Endogenous Vasoactive Peptides and the Human Vagina-A Molecular Biology and Functional Study

Harrina Erlianti Rahardjo, Andreas Brauer, Hans Jürgen Mägert, Markus Meyer, Wolfgang Kauffels, Akmal Taher, Djoko Rahardjo, Udo Jonas, Markus A. Kuczyk, Stefan Uckert

Research output: Contribution to journalArticlepeer-review

8 Citations (Scopus)


Introduction: Endogenous peptides, such as vasoactive intestinal polypeptide (VIP), C-type natriuretic peptide (CNP), and bradykinin (BK), have been proposed to play a role in the female sexual arousal response by exerting relaxation of clitoral, labial, and vaginal smooth muscle. While the effects of endogenous peptides on the human male erectile tissue have already been described, only very few studies have been conducted to investigate the peptidergic control of female genital tissues, including the vagina.Aims. To elucidate the expression of mRNA specifically encoding for peptide receptors in the human vagina and the effects of VIP, CNP, and BK on the tension induced by endothelin-1 (ET-1) of isolated human vaginal wall smooth muscle. The production of cyclic adenosine monophosphate (cAMP) and cyclic guanosine monophosphate (cGMP) in response to exposure of the tissue to the peptides was also measured. Methods: The expression of mRNA encoding for receptor proteins specific for VIP, CNP, and BK were investigated by means of molecular biology (reverse transcriptase polymerase chain reaction [RT-PCR] analysis). Using the organ bath technique, the effects of VIP, CNP, and BK (0.1 nM to 1 μM) on the tension induced by 0.1 μM ET-1 of human vaginal strips were investigated. The tissue was also exposed to three different concentrations of VIP, CNP, and BK (0.01 μM, 0.1 μM, 1 μM) and the production of cAMP and cGMP determined by means of radioimmunoassays. Main Outcome Measures: Characterize the expression of peptide receptors in the human vagina and measure the relaxation exerted by BK, CNP, and VIP on the contraction induced by ET-1 of isolated human vaginal tissue. In addition, the effects of the peptides on the production of cAMP and cGMP were also elucidated. Results: RT-PCR analysis revealed the expression of mRNA transcripts encoding for the VIP receptors VIP1R/vasoactive intestinal polypeptide receptor type 1 (VPAC1) and VIP2R/VPAC2, CNP receptors natriuretic peptide receptor type A (NPRA), natriuretic peptide receptor type B (NPRB) and natriuretic peptide receptor type C (NPRC), and BK receptor B2R. The tension induced by ET-1 was reversed by the peptides with the following rank order of efficacy: BK (21.7%) > VIP (20.9%) > CNP (13.3%). The relaxing effects of VIP and BK were paralleled by a 4.8-fold and fivefold increase in cAMP, while the production of cGMP was stimulated 38-fold and 119-fold in the presence of CNP or BK, respectively. Conclusion: Our results are in support of the hypothesis that endogenous peptides may contribute to the control of human vaginal smooth muscle tone through the involvement of the cyclic nucleotide-dependent pathways.

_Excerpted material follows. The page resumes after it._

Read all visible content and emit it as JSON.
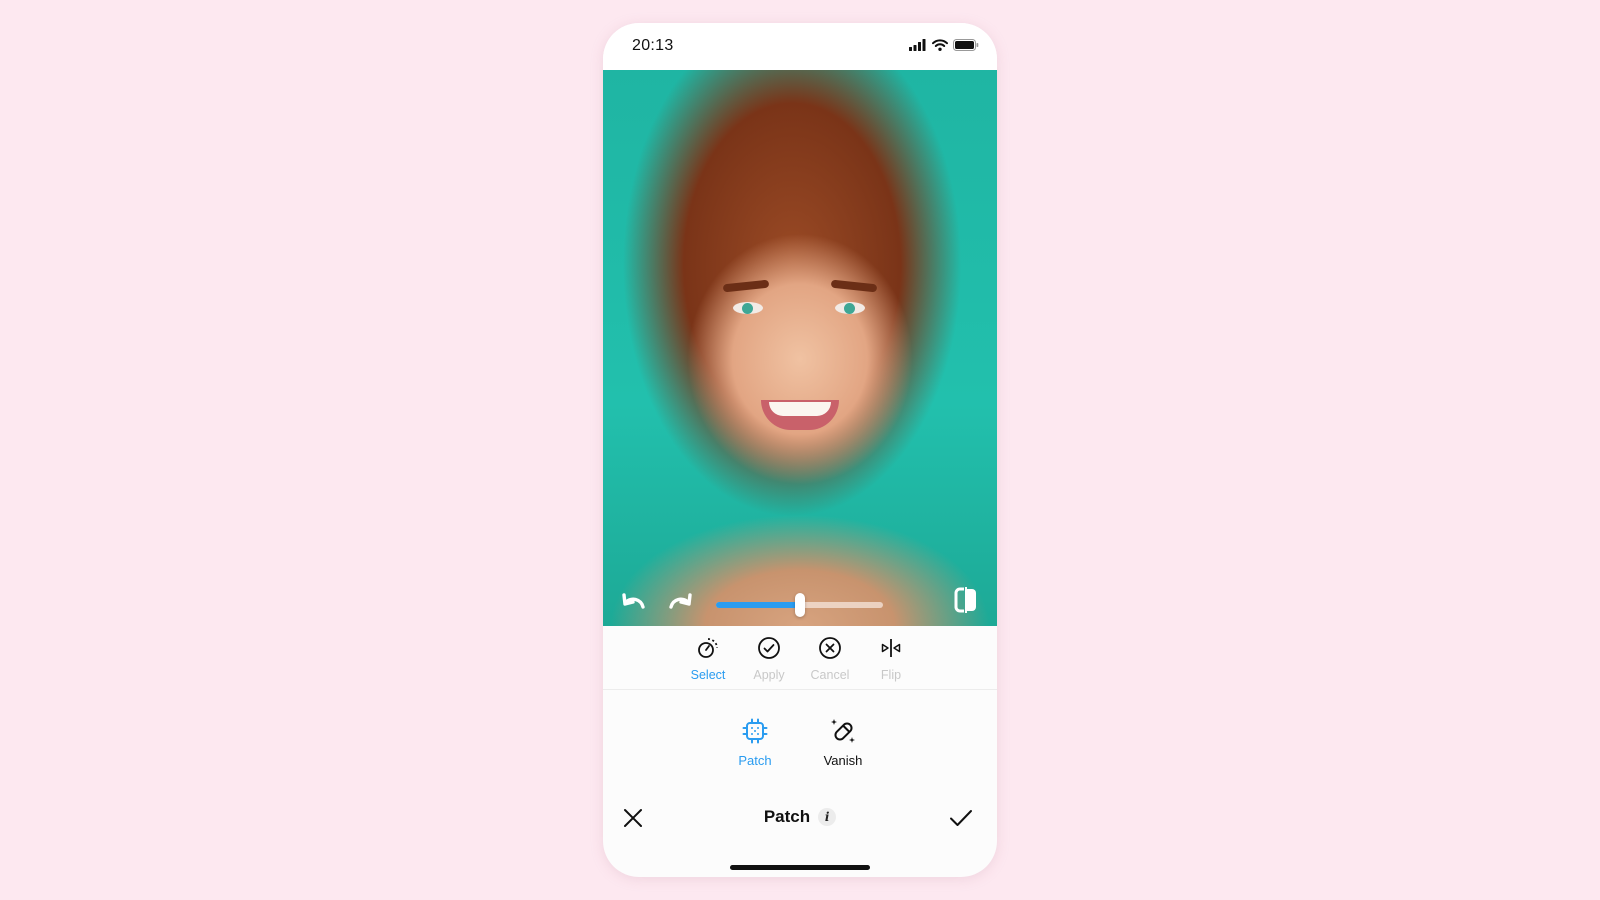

Original languageEnglish
Pages (from-to)35-43
Number of pages9
JournalJournal of Sexual Medicine
Issue number1
Publication statusPublished - 1 Jan 2011


  • Cyclic nucleotides
  • Human vagina
  • Peptide receptors
  • Vasoactive peptides


Dive into the research topics of 'Endogenous Vasoactive Peptides and the Human Vagina-A Molecular Biology and Functional Study'. Together they form a unique fingerprint.

Cite this